BMW TATE Live Thought Workshop 2 "A Rehearsal for Utopia" happened at amazing Victorian Hoxton Hall in London
This post comes a week late, sometimes it takes longer to digest a really fulfilling event and understand how it contributes to current projects and ideas.. Such was the case of this second Tate Live Thought workshop, where we continued to develop each of our "ideas for change", this time specifically focusing on the concept of "Utopias".
Lunch and dinner was prepared for us by Mazí Mas, a roaming restaurant that creates employment opportunities for migrant and refugee women. An amazing project by founder Nikki, advocate of social justice and women's rights, giving an opportunity for these women to share with the London public their traditional home cooking and story-tell their own lives.
“Utopian Consciousness wants to look far into the distance, but ultimately only in order to penetrate the darkness so near it, of the just lived moment, in which everything that is, both drives and is hidden from itself. In other words, we need the most powerful telescope, that of polished Utopian consciousness, in order to penetrate precisely the nearest nearness.” Ernst Bloch, The Principle of Hope, 1954-59
A talk from Dr Richard Noble, Head of Department and lecturer in Fine Art at Goldsmiths with a background in political philosophy, also editor of the Whitechapel Gallery publication Utopias, presented the concept of Utopia and how artists and philosophers have approached it. The main points I underline:
- Utopian ideas can be used to critic the way things are in the present.
- Utopias challenge the myths that sustain our existing reality.
- Utopia means not giving up hope.
- Utopian projects in history have failed because these were independent 'utopianism': it fails to understand the conditions under which revolution is possible in large scale. Failure of Utopian projects can also mean naive dreamers with good intentions, which deliver, naive solutions (Marx).
- The thought of utopia in symbolic realm, it cannot be achieved but it can be present in creative art: aesthetic production not political activity (Adorno). In the process of creating is the representation of utopia not in content of what is said but in capacity to make things take shape. "What happens if...?"
- Critical utopianism can be a strategy for understanding the world, through projecting a better future it allows us to understand the present.
- Utopia is a way of getting out of the trivial life, it resists conformity.
The practical workshop for the day was led by Andreas Lang of artists and architects Public Works. We thought through our individual projects in 3 stages:
Now - Participants introduced where they are at present.
my project 'Sometimes Change is Not about Changing' focuses on preserving traditional ways of making and producing, through knowledge transfer between old makers and new innovators. I will be developing the tools to generate this conversation and eventually allowing for a knowledge transfer method.
Far - Scenario modeling in groups, visualizing and speculating on how ideas will develop over time and a collective future scenario.

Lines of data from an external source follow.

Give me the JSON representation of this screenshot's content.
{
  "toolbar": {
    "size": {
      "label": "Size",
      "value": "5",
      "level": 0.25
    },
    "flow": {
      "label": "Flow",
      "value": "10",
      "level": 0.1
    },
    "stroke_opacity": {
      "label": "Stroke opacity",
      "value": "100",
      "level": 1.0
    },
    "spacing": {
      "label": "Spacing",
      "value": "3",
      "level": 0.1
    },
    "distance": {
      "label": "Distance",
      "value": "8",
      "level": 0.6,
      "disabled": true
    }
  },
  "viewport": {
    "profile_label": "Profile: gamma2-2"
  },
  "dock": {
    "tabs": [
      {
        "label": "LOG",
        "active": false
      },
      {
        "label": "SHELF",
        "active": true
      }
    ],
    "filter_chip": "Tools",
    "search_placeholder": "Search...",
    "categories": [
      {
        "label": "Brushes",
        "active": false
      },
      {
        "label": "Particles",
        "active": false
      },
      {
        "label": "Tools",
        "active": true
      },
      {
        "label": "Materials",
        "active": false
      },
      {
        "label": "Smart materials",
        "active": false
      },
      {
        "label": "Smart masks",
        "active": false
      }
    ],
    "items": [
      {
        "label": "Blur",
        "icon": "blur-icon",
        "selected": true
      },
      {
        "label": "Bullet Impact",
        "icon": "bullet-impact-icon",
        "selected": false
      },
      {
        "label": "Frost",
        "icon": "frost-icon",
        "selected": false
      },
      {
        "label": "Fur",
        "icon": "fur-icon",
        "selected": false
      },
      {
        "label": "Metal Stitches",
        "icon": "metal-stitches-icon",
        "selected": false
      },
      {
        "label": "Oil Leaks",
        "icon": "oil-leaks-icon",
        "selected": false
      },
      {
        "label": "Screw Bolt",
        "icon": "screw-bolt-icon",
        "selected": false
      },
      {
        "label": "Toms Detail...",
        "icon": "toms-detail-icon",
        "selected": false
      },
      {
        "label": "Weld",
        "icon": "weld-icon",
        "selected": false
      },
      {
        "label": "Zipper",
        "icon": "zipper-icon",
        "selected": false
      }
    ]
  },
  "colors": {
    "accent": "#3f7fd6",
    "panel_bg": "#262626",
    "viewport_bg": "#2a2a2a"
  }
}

my project links well with Abby's (focusing on generating new Polymaths) and Chris' (focusing on a time-banking system). We developed a future scenario where our 3 projects interlink in a story of a 'day in the life' in year 2500.
Near - Take action individually.
The action that I chose to take was to begin writing a manifesto for 'Sometimes Change is Not about Changing' and the importance of preserving traditional ways of making and producing things - with out hands. Using technology to allow for a time-capsule of these traditions so future generations can access, and present innovators can 'innovate from'.
As in the previous workshop, the group spirit and enthusiasm maintained, and as we grow to know each-other ideas begin to link together. The wonderful phenomenon of collaboration begins to happen when someone is willing to let go of their own idea a bit, in order to make the group's collective idea work better. The inter-cultural, inter-generational, inter-background gap we initially had, now begins to become common ground to develop ideas. Regardless if they are accomplished or not, it is the notion that we all share, a common vision of the future we want as people, that is what will remain.
You can follow the official Tate Live blog here
And Twitter #BMWTateLive